The truth gets a makeover

Shreya Shankar

Sometimes, critics get uglier than the truth


The New York Times calls it “another nail being driven into the coffin of the romantic comedy”; Rolling Stone calls it “sexist swill”; our very own El Estoque Online has declared it “ugly, [but] not the truth”. But why the hate?

No one complained much when “What Happens in Vegas”, “The Holiday”, and more recently, “He’s Just Not That Into You” featured gorgeous career women whose frosty exterior, workaholic habits, and Saran-wrap cling worked as Guy Repellent. No one bemoaned the fall of feminism when the protagonists of “The Women” found themselves pawns to their player men. No one was rioting when the prostitute played by Julia Roberts was patronized by Richard Gere’s wealthy businessman in “Pretty Woman”.

Hollywood has never been able to handle a happy, powerful career woman comfortable in her own skin, and that’s essentially what the romantic comedy genre has evolved to illustrate. As a result, women on the silver screen are often portrayed as insecure shrews, or insecure introverts, or insecure control freaks. It makes no sense for “The Ugly Truth” to take the blow for a genre’s treatment of women.

It is also imperative to remember that “The Ugly Truth” is wholly fiction. Should a character like Mike Chadway (Gerard Butler) exist in real life, the critics would do well to display some righteous outrage. But as of now Chadway remains merely a realistic-looking figment of screenwriter Nicole Eastman’s imagination and should be treated as such.

Most importantly, the ultimate message of “The Ugly Truth” is not at all a misogynistic one. It’s not the unrealistically perfect orthopedic surgeon Colin (Eric Winter) who Abby falls for, but the crude yet complex Chadway. There’s no misogyny there. If anything, it tells women to look beyond the pedigree and the six-pack. In light of the movie’s message, critics’ resentment of it seems a bit displaced.

However, there is one concession to be made: Abby is a travesty. She’s an exaggeration of every woman’s flaws, yet she plays on every woman’s narcissism by portraying the flaws in a lovable way.
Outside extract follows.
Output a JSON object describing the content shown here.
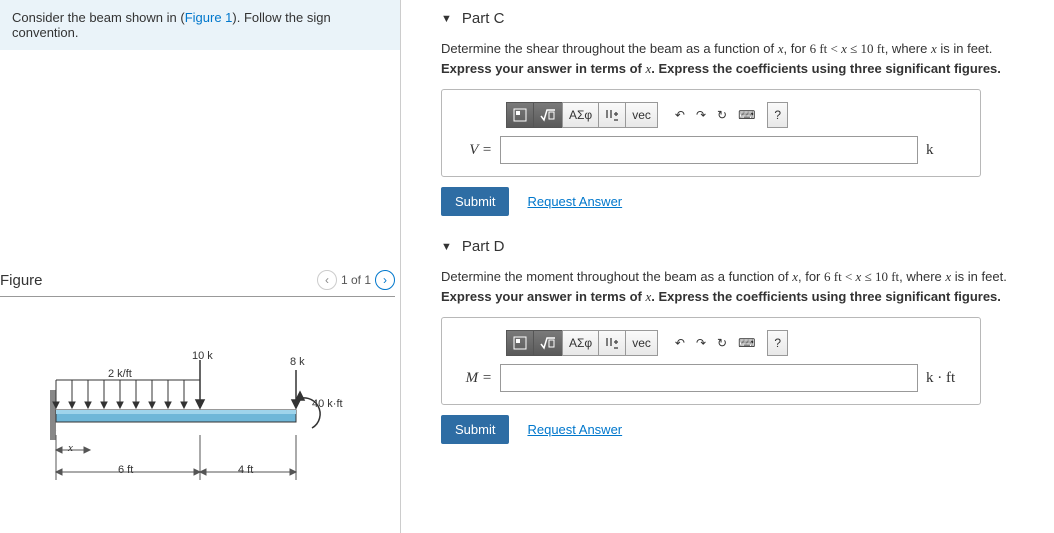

But the way I see it, it’s better to have a hyper-flawed but likable lead to aspire to than a perfect, prissy beauty queen.

Mike Chadway’s no ray of sunshine, but really, critics. Lighten up.




“The Ugly Truth” illustration of the different thinking patterns of men and women has critics peeved. Photo courtesy of Sony Pictures.